You could try to withdraw your guilty plea by filing a motion to withdraw your guilty plea in the court. It would be the court's decision whether to grant your motion and withdraw your guilty plea in your case. It is not easy to get this type of motion granted. I would advise hiring a criminal defense attorney to represent you in this case.
Juan C. Garcia, Jr.
GARCIA LAW OFFICE, LLC
A defendant's ability to withdraw his plea is largely dependent on the specific statements made at the time of the guilty plea. The Judge should have reviewed your Constitutional rights, which includes your right to a speedy public jury trial, right to cross-examine and confront witnesses, right to compel witnesses, and right to testify and privilege against self-incrimination. Almost always the court will require the defendant to sign a statement of defendant in support of guilty plea and certification of counsel, which contains an explanation of your rights.

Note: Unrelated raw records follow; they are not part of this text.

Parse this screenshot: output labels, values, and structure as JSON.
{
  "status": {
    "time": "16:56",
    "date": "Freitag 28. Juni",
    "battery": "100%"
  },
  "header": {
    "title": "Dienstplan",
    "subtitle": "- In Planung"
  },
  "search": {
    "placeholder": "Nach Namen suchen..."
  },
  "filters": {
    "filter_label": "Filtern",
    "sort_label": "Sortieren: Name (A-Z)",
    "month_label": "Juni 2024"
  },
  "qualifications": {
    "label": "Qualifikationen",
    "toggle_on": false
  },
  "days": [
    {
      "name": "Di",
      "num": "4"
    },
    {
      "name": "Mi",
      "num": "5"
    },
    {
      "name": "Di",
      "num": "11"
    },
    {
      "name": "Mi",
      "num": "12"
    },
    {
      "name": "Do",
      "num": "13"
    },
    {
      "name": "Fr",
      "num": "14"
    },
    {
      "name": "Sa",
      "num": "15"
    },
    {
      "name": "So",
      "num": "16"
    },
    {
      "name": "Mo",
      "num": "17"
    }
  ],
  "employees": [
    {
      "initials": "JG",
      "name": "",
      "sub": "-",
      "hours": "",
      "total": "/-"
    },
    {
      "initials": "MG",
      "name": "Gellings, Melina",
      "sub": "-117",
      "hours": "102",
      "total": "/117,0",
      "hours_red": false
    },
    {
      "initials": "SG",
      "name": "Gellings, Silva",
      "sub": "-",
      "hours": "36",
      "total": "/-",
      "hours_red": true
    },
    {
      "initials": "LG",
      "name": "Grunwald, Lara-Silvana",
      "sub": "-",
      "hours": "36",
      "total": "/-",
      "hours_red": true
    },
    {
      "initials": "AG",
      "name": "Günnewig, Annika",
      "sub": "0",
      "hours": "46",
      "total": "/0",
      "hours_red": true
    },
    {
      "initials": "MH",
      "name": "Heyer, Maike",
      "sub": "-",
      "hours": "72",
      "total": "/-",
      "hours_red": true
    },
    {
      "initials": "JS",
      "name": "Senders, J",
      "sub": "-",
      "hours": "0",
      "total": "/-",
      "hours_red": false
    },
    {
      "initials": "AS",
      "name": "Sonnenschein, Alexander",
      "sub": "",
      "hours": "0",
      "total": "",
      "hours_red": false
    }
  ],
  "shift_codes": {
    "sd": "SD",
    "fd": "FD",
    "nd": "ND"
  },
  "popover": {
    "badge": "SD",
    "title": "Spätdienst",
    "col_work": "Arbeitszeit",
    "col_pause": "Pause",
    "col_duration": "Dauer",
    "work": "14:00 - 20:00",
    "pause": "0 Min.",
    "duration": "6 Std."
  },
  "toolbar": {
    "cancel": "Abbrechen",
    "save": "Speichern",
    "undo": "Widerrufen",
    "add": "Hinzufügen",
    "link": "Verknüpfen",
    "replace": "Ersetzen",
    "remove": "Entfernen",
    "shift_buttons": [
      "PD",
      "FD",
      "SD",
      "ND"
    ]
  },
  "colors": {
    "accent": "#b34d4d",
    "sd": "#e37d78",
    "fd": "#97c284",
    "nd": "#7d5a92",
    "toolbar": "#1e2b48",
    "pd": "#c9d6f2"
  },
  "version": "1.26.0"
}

These difficulties arose because you plead guilty to something you didn't do. You should never plead guilty to something you didn't do. Unfortunately, some of my fellow criminal defense attorneys are scared of taking cases to trial. You need to hire an attorney who is willing to fight for you and take your case to trial.Ask a similar question
If you have not been sentenced, you need to file a motion to withdraw your guilty plea and convince the judge to allow the withdrawal. It would not necessarily be granted automatically, just because you asked for it. You need to demonstrate to the judge why it should be allowed.
If you have been sentenced, then it is likely too late to withdraw your plea. If you are in the district court in Utah, you will likely need to look into finding an attorney to do some kind of post-conviction relief work for you.
If you are in one of Utah's "justice courts" (courts where there is no verbatim record kept of proceedings) and have been sentenced, then the best option would probably be to hire an attorney to file a notice of appeal for you. You have the right to an appeal from justice court to district court.
Good luck.Ask a similar question